## WHAT IS BEING ASKED
Only the number is needed: how many lines of the entries below contain the word "바랍니다".

## INFORMATION SHOWN
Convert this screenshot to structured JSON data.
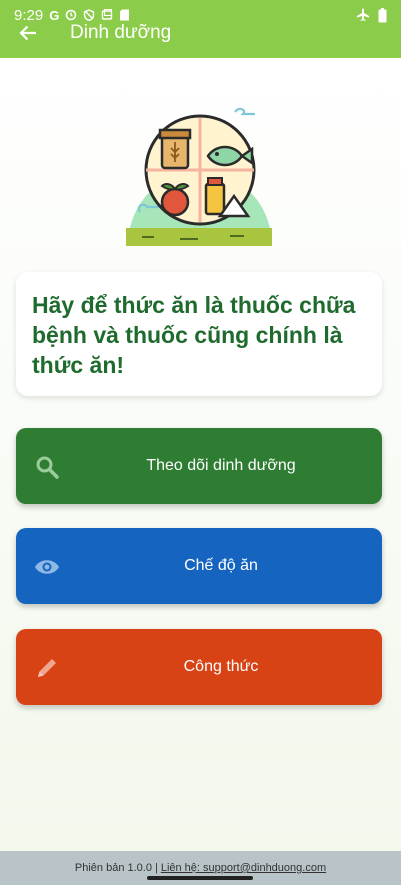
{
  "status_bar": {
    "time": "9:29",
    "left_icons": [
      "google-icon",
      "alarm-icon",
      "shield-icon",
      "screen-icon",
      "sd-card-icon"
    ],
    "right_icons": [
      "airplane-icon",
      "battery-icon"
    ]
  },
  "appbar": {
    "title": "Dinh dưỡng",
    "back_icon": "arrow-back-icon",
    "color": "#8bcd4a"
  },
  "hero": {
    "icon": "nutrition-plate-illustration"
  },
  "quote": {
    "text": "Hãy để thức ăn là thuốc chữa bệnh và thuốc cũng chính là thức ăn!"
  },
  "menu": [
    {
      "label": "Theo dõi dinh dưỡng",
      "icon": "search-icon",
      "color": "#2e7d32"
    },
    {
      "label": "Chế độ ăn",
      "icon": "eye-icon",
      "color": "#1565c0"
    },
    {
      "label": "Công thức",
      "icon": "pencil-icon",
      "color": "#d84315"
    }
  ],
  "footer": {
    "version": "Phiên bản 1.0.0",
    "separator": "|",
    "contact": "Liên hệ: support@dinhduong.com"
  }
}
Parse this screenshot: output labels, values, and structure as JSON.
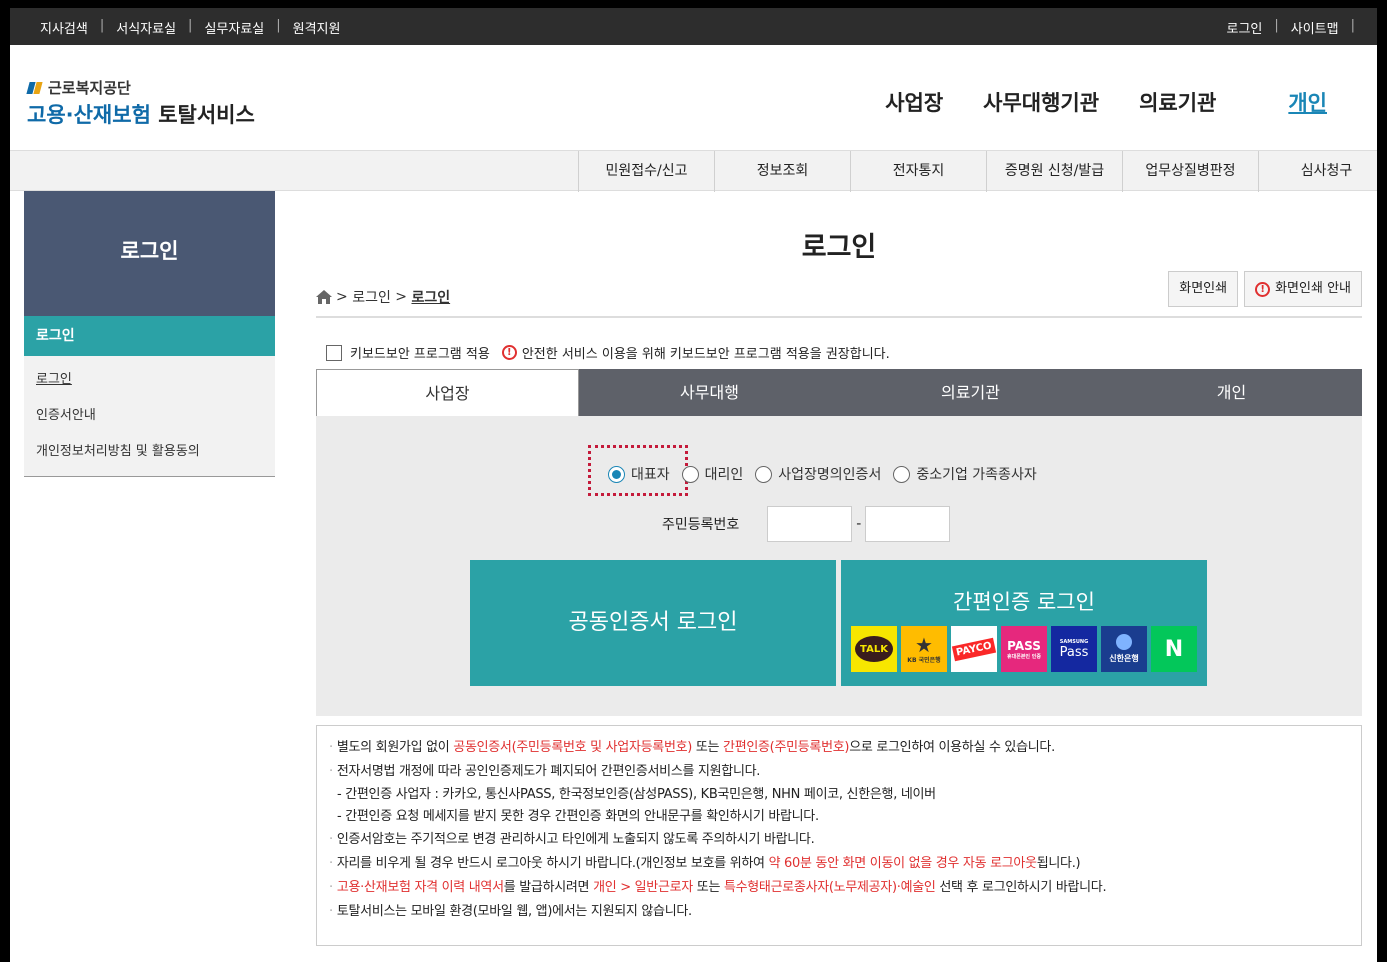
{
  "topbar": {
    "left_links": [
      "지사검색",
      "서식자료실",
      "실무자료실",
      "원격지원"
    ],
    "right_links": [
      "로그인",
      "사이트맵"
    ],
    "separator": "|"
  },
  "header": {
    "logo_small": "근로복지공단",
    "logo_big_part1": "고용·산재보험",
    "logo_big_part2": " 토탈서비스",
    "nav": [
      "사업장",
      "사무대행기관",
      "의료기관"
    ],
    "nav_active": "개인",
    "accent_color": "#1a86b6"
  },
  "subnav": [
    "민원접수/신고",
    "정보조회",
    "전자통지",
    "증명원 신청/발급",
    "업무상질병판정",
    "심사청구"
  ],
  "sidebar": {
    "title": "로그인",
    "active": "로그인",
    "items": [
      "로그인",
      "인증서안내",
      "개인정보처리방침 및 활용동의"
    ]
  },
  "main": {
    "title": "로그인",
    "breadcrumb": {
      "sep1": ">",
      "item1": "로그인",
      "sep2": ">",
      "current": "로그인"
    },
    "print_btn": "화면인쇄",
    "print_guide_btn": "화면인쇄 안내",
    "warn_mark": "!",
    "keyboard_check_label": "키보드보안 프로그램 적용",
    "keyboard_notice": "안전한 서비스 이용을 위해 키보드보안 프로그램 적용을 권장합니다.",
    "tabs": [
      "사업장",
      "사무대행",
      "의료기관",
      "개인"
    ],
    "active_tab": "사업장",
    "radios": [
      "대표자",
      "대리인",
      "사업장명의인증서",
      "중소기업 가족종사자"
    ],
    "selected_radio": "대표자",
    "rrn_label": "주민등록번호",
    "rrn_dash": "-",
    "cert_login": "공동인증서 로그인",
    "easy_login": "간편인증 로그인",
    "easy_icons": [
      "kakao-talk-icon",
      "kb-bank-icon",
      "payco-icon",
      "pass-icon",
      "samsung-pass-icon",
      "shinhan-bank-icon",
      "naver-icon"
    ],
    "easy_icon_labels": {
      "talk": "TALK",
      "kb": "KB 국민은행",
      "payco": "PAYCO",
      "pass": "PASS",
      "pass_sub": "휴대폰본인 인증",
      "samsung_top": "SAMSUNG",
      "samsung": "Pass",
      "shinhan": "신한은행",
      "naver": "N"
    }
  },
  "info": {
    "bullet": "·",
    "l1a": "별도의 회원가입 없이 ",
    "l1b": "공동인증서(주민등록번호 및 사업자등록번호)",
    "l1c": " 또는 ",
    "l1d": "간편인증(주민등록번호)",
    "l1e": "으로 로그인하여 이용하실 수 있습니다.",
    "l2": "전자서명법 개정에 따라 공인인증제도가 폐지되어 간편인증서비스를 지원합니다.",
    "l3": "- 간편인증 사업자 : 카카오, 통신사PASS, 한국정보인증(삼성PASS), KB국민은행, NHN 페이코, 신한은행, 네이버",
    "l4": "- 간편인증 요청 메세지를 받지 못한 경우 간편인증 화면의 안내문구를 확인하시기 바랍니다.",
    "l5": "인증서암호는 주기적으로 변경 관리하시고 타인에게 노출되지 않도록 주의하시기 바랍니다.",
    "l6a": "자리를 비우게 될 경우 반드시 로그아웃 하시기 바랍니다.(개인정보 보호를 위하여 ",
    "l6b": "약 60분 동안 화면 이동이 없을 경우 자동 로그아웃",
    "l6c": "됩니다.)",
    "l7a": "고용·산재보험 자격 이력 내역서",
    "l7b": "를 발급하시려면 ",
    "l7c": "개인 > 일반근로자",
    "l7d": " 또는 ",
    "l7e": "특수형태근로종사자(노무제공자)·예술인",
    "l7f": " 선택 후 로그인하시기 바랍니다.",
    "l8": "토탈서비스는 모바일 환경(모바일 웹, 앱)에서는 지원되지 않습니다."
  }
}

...

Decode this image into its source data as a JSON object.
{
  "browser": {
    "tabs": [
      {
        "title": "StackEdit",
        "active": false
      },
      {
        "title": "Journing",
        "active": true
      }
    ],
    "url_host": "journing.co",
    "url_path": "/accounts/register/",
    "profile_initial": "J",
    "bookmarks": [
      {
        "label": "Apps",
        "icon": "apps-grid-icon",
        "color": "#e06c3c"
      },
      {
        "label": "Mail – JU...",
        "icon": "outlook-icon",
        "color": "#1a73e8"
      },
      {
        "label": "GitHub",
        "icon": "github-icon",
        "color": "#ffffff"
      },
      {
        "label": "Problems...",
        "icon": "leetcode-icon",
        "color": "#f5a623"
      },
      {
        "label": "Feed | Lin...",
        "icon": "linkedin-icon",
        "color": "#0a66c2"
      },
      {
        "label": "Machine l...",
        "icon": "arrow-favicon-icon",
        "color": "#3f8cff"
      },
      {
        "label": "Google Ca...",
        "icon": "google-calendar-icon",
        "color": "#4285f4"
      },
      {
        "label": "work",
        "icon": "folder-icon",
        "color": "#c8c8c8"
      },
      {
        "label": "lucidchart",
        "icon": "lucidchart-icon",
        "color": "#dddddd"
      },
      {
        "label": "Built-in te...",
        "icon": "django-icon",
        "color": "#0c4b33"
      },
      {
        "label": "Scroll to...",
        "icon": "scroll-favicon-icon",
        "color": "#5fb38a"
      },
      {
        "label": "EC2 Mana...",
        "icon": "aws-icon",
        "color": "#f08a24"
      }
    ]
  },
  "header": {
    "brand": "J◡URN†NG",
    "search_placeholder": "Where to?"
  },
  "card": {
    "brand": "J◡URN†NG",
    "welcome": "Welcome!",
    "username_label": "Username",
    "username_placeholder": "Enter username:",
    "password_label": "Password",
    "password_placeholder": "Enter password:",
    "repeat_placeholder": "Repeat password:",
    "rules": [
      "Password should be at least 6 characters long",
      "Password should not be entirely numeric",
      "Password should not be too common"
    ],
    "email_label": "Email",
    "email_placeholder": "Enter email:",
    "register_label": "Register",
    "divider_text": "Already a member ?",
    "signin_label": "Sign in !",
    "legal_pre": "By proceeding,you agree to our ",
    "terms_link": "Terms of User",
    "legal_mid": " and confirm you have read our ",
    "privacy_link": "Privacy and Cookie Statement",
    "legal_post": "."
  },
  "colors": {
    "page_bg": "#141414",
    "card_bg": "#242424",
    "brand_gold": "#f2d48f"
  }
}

## TASK SOLUTION
4